It has been a year (+ about a week) since my ordination as a priest, and a year (– about a week) since I began my ministry here with you at St. John the Divine. I give thanks to God for both these things, and all that has come out of the last 12 months. 

Ordination is one of those things that are considered a sacrament in the Anglican Church – a special sign of God’s grace – which includes baptism, Eucharist, confirmation, marriage, reconciliation, and the anointing of the sick. 

On this (approximately) one year anniversary of my ordination and the beginning of my ministry here with you, I have been wondering about what ordination as a sacrament means. One thing it does not mean is that I’m magic. It also doesn’t mean that I am a professional Christian. Those are jokes, but sometimes we treat clergy as if that is what ordination means. 

I think that an important distinction is that sometimes we focus on sacraments as if they are for one person – the person being baptized, confirmed, married, or ordained. However, as I have reflected on this, I wonder if sacraments are not so much about the individual, the self, but about community, the whole. 

In baptism, the Church welcomes a child of God into the community of faith, whose shared baptismal promises are for the blessing of the world.

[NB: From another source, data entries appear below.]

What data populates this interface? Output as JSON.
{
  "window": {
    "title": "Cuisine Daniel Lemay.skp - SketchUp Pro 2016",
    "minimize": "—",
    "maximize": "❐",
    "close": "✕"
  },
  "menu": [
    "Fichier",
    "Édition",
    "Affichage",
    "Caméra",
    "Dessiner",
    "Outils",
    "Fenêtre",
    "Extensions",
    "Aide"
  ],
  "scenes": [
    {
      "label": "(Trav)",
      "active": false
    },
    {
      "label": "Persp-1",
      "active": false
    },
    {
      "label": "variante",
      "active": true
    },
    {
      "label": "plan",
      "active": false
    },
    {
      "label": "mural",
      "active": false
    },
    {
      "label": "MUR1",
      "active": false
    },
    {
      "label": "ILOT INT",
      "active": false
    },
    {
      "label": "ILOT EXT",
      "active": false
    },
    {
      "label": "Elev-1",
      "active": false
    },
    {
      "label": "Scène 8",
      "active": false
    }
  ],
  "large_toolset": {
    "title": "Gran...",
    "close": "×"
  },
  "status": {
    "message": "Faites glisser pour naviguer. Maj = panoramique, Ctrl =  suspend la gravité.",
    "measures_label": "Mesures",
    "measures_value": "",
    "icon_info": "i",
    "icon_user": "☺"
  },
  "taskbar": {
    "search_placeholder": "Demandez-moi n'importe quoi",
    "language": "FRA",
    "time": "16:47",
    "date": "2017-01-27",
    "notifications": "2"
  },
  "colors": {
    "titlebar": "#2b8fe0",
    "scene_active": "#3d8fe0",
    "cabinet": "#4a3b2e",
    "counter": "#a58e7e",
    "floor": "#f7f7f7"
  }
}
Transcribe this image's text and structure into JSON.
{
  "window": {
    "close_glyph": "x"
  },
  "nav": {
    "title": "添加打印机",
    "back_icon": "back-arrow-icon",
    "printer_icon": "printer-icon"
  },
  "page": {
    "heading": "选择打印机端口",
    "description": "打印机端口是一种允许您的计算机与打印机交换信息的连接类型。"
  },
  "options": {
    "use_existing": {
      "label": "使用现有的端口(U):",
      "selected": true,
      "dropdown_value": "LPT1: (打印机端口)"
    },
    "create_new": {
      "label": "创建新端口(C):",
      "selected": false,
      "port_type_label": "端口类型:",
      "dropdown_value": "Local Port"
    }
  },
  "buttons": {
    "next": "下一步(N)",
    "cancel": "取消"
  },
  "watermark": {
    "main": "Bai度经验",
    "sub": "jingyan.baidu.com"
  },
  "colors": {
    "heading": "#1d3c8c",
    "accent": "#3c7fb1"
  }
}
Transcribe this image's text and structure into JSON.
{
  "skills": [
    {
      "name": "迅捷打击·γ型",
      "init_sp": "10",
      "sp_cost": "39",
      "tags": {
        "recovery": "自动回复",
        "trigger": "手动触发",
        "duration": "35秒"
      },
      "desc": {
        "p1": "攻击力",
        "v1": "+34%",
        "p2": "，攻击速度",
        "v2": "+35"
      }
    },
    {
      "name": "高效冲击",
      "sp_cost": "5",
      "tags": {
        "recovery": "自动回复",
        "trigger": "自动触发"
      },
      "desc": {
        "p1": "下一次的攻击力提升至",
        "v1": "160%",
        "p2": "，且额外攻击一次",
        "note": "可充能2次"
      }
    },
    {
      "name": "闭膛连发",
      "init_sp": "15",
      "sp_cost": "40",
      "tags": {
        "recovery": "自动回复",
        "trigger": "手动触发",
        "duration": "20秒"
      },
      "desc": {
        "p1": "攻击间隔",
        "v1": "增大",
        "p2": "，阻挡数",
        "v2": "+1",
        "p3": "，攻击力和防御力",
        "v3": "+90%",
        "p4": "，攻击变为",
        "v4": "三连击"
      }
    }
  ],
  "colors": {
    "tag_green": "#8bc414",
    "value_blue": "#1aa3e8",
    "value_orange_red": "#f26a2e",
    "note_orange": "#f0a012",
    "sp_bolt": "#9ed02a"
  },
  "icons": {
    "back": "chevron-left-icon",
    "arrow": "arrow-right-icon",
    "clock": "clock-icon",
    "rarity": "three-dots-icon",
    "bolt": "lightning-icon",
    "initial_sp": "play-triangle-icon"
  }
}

In the Eucharist, the Church feasts together, sharing communion – community – with the faithful through the ages, and with God – fed and strengthened for the blessing of the world. 

So, I wonder then, in ordination, if the Church raises up from among ourselves co-labourers, to fill some of the many roles within the body of Christ, so that all of us together may be a blessing for the world. 

Thank you for the past year, my co-labourers. I am excited to be doing the work of the Church with you in this place. 


Thanks be to God!